Germany's New Consumer-Electronics King Has Amazon in SightsBy
MediaMarkt parent’s listing creates focused electronics chain
Chief sees deals looming as European retailers consolidate
The creation of Europe’s largest free-standing consumer electronics retailer is set to prompt a wave of mergers and acquisitions as the company seeks to keep Amazon.com Inc. at bay.
The parent of Germany’s MediaMarkt and Saturn, which began trading Thursday under a separate listing from former parent Metro AG, is vowing to play a pro-active role in cementing the company’s No. 1 position in a European business roiled by the rise of e-commerce.
“We want to lead the European consolidation in this industry,” Pieter Haas, chief executive officer of the newly formed Ceconomy AG, said in an interview in London.
When consumers opted for the convenience -- and often lower prices -- of buying refrigerators, toasters and music online, U.S. chains like Borders Group and Circuit City fell by the wayside, leaving Best Buy Co. and Wal-Mart Stores Inc. to battle it out with Amazon. In some European markets, electronics retailers have sought size to increase their buying power and match the U.S. online giant’s prices in a bid for survival.
France’s Fnac, a seller of everything from books to cameras, last year bought domestic appliance chain Darty to form a company with more than 7 billion euros ($8 billion) in revenue and about 660 stores. A 2014 deal in the U.K. created Dixons Carphone Plc, the country’s largest consumer electronics company, with 2016 revenue of 9.7 billion pounds ($12.5 billion). Ceconomy, which does not operate in France or the U.K., last year had sales of just under 22 billion euros, with about half of that in German-speaking countries.
Despite the round of deals, the business remains fragmented in much of Europe, with big chains and mom-and-pop shops vying to compete with Amazon. Ceconomy says it holds the top position in nine of its 15 countries, and CEO Haas said the company wants be the leader everywhere it operates “because size matters.”
That’s especially true in Russia, where Metro watched from the sidelines as billionaire Mikhail Gutseriev combined M.Video and two other retailers to create the biggest consumer player in the country with a roughly 30 percent share. With less than 5 percent of the market, Ceconomy can’t compete effectively, Haas said, indicating that the company may seek an exit to prevent further losses.
Ceconomy’s operations in Sweden, where it competes with a Dixons Carphone unit and other players, are also losing money. Turkey, on the other hand, is growing rapidly and has the potential to become one of the company’s largest markets, Haas said.
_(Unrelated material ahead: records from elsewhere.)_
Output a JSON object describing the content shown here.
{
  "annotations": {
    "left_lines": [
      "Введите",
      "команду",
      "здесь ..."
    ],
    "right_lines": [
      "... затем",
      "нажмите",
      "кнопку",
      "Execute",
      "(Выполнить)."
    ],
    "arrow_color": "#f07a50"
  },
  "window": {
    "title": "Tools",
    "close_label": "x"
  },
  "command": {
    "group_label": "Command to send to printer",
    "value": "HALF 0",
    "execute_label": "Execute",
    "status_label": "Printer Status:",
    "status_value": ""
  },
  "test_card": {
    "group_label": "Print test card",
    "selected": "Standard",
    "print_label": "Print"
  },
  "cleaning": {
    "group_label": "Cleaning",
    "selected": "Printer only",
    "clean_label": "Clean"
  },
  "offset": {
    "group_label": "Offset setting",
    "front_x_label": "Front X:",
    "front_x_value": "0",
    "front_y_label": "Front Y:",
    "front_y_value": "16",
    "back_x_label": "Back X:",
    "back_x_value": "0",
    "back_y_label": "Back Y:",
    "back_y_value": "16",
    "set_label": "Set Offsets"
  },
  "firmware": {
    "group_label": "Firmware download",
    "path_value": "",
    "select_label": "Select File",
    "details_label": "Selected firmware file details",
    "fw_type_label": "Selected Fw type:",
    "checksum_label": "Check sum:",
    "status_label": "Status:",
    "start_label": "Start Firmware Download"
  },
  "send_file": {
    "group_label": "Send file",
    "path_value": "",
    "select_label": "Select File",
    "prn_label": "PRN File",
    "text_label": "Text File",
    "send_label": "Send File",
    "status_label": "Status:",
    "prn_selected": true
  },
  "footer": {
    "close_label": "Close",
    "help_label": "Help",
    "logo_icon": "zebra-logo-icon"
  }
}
Even where Ceconomy holds the top spot, competition is relatively high, Bloomberg Intelligence analyst Chris Chaviaras said, as its market-share lead is smaller than the position Dixons Carphone enjoys in its markets. Along with a bigger exposure to lower-margin entertainment and computing products, that makes Ceconomy’s targets of increasing sales by at least 3 percent a year and lifting operating profit to 5 percent of sales “ambitious,” he said.
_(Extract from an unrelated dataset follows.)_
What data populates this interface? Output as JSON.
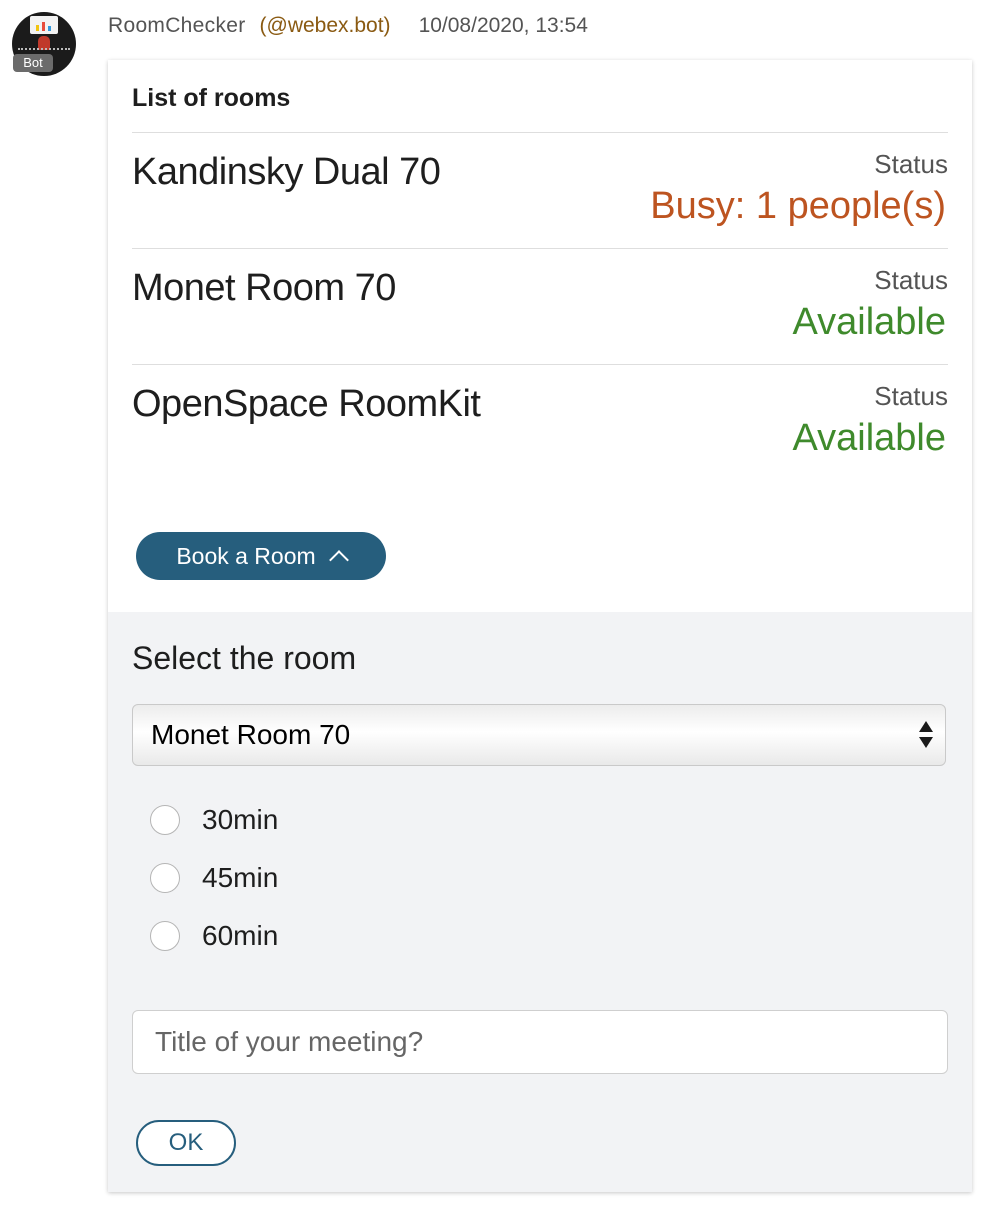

Some of Ceconomy’s moves to expand have failed. In 2011, the company sold its 34 Saturn stores in France. Two years later it pulled out of a venture with Taiwan’s Foxconn to expand into China that it had announced in 2010.
The separation into food and electronics is intended to focus Ceconomy and the food business it’s breaking away from. At Thursday’s opening, the combined value of the electronics chain and Metro Wholesale & Food Specialist AG was 10.2 billion euros, compared with a market capitalization of 9.5 billion euros for the old Metro AG as of Wednesday’s close -- a gain of roughly 7 percent.
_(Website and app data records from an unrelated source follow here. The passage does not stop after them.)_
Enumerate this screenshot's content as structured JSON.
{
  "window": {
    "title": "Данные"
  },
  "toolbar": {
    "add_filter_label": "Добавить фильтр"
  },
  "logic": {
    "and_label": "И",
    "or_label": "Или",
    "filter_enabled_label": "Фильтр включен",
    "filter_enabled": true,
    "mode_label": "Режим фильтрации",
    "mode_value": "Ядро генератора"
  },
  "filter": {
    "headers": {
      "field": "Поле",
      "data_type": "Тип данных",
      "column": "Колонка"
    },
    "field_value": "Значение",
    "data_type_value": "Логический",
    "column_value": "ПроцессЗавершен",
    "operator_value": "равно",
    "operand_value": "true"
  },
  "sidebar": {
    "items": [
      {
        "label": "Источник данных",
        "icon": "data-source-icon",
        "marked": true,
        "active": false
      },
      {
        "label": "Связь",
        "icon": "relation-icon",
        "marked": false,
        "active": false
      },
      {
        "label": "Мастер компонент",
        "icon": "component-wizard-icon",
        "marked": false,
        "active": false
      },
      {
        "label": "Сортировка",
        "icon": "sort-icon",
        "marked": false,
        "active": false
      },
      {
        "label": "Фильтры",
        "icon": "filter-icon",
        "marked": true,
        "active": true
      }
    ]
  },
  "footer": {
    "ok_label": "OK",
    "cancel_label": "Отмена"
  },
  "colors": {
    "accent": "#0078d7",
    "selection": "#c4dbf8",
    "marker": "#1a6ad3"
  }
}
“Today we feel a little bit like it is independence day,” Haas said in a follow-up interview from Dusseldorf after trading began. “We can now fully concentrate on our own business, run our own business and focus completely on consumer electronics. It also means full visibility for anyone interested in the company.”
In the past five years, Metro investors had little reason to celebrate, with the shares barely appreciating. Best Buy almost doubled during that time, and Fnac Darty almost quadrupled. While Amazon is on his radar screen, Haas said he’s not limiting his focus to the U.S. giant.
“Our multi-channel platform and our stores help us to compete against everyone, not only Amazon,” he said.
— With assistance by Matthew Miller, and Guy Johnson